Also, funds sent to local schools must be used to supplement, not supplant. Just in case you thought we were past that argument. And the vouchers sent to private and home school parents will not be considered income.
Vocabulary. Children that fall under the bill are ages 5 to 17 inclusive. Which I guess means that if Junior takes a couple of extra years to finish high school, his federal funding is shut off.
The Other Part
Title II covers the lunch thing. King apparently is still upset about the whole healthy lunch thing and wants to add a couple of clauses to school lunch program regulations so that no school can restrict maximum calories in a lunch, nor can they poke their noses into lunches brought from home. Glad to see a solution to those problems.
How Concerned Are We?
One of the features of life in Trumpistan seems to be the steady volley of whackadoodle ideas for rules and regulations, some of which are destined to die quickly and quietly, and some of which will win the approval of the Beloved Leader himself. So not only do we have to pay attention to what's being thrown about, but we have to assess real threat level.
This bill comes to us from the same guy who is sure the best way to deal with Obamacare is to kill it with fire, not "even if" there's no replacement but "especially if" there's no replacement. His voucher program would be a way to spend that $20 gazillion dollars that His Royal Trumpitude wants to throw at school choice, and vouchers fall right in line with what Betsy DeVos has long desired. On the other hand, he wants to scuttle ESSA, a bill that it took Congress eleventy-jillion years to put together and represents a crowning bi-partisan achievement of some Senators, even if they immediately started arguing about what they had accomplished. That alone makes this look like the kind of bill that the Senate swipes away with the back of their hands while quietly complaining about the nut jobs in the House of Representatives. Plus, folks who were excited about getting the feds to stop dictating state ed policy will not be fans, either. "We stopped the Department of Ed from telling you what to do so that WE could tell you what to do" is not a winning argument. So actual threat level could be only medium.

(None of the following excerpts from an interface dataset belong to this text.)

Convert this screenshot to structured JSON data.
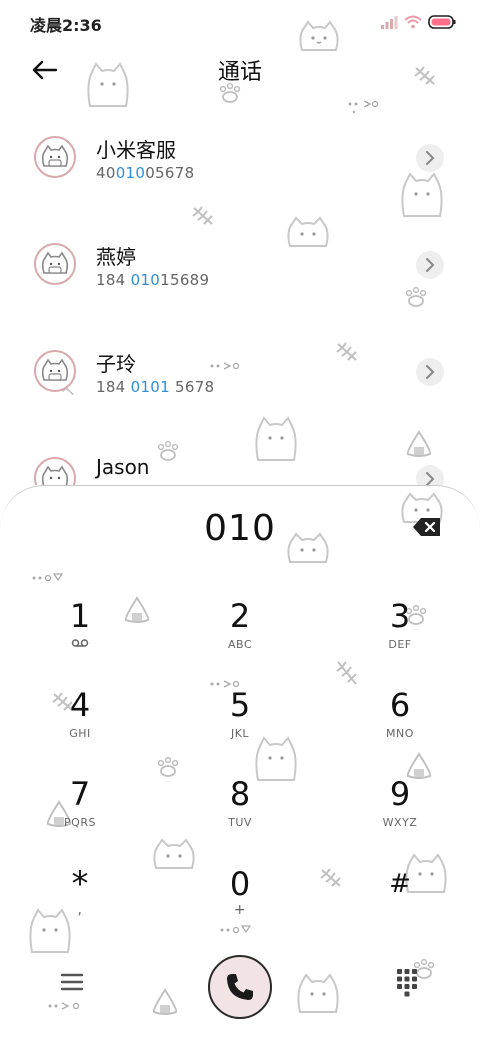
{
  "status_bar": {
    "time": "凌晨2:36",
    "icons": [
      "signal-icon",
      "wifi-icon",
      "battery-icon"
    ]
  },
  "header": {
    "title": "通话",
    "back_icon": "arrow-left-icon"
  },
  "contacts": [
    {
      "name": "小米客服",
      "number_pre": "40",
      "number_match": "010",
      "number_post": "05678"
    },
    {
      "name": "燕婷",
      "number_pre": "184 ",
      "number_match": "010",
      "number_post": "15689"
    },
    {
      "name": "子玲",
      "number_pre": "184 ",
      "number_match": "0101",
      "number_post": " 5678"
    },
    {
      "name": "Jason",
      "number_pre": "",
      "number_match": "",
      "number_post": ""
    }
  ],
  "dialer": {
    "input": "010",
    "keys": [
      {
        "digit": "1",
        "letters": ""
      },
      {
        "digit": "2",
        "letters": "ABC"
      },
      {
        "digit": "3",
        "letters": "DEF"
      },
      {
        "digit": "4",
        "letters": "GHI"
      },
      {
        "digit": "5",
        "letters": "JKL"
      },
      {
        "digit": "6",
        "letters": "MNO"
      },
      {
        "digit": "7",
        "letters": "PQRS"
      },
      {
        "digit": "8",
        "letters": "TUV"
      },
      {
        "digit": "9",
        "letters": "WXYZ"
      },
      {
        "digit": "*",
        "letters": ","
      },
      {
        "digit": "0",
        "letters": "+"
      },
      {
        "digit": "#",
        "letters": ""
      }
    ]
  },
  "colors": {
    "highlight": "#2f8fdc",
    "avatar_ring": "#d9a9ad",
    "call_button_bg": "#f2e4e4",
    "battery_fill": "#ff6f8a"
  }
}
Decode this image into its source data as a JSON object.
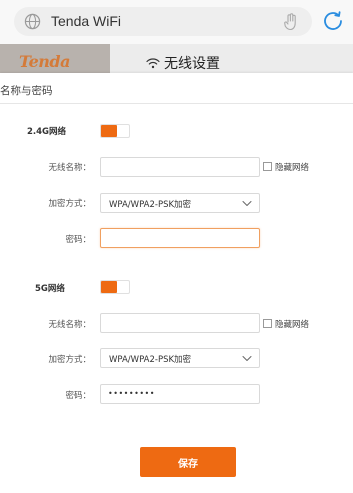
{
  "browser": {
    "url": "Tenda WiFi"
  },
  "header": {
    "logo_text": "Tenda",
    "title": "无线设置"
  },
  "section": {
    "title": "名称与密码"
  },
  "band_24": {
    "label": "2.4G网络",
    "enabled": true,
    "ssid_label": "无线名称：",
    "ssid_value": "",
    "hide_label": "隐藏网络",
    "security_label": "加密方式：",
    "security_value": "WPA/WPA2-PSK加密",
    "password_label": "密码：",
    "password_value": ""
  },
  "band_5": {
    "label": "5G网络",
    "enabled": true,
    "ssid_label": "无线名称：",
    "ssid_value": "",
    "hide_label": "隐藏网络",
    "security_label": "加密方式：",
    "security_value": "WPA/WPA2-PSK加密",
    "password_label": "密码：",
    "password_value": "•••••••••"
  },
  "actions": {
    "save_label": "保存"
  },
  "colors": {
    "accent": "#ee6a12",
    "logo": "#d47b3a",
    "refresh": "#2a8de0"
  }
}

But if you have been comforting yourself that a national voucher program could never be achieved, particularly by people who are bent on destroying the Department of Education, well, here's one example of how it could work.
Granted, it would be terrible. It would gut programs, leave many schools impoverished, and absolutely abandon students with any sort of challenge, from poverty to learning disabilities to English language learners. It requires absolutely zero accountability measures, inviting exactly the sort of fly-by-night hucksterism that has been fostered in Michigan by DeVos. On top of that, by scrapping ESSA and replacing it with nothing at all, the feds would leave all sorts of mundane-but-necessary functions and decisions of schools in a state of chaos and mystery.
Because it's one thing to get rid of the entire Department of Education, and another thing entirely to get rid of the entire body of education law.
But if you are the kind of person who believes that we ought to shut down all the gummint schools and stop giving special treatment to anybody who claims to need it and if you're poor that's your own damn fault so stop asking for help-- well, this approach would be might appealing.
So keep your eyes peeled. We haven't yet seen the last of this bill, or the many bills just like it waiting for their own special moment in the sun.
In the meantime, public ed supporters might want to drop Rep. King a line. And while you're talking to him, ask about all those tax dollars going to Iowa corn subsidies.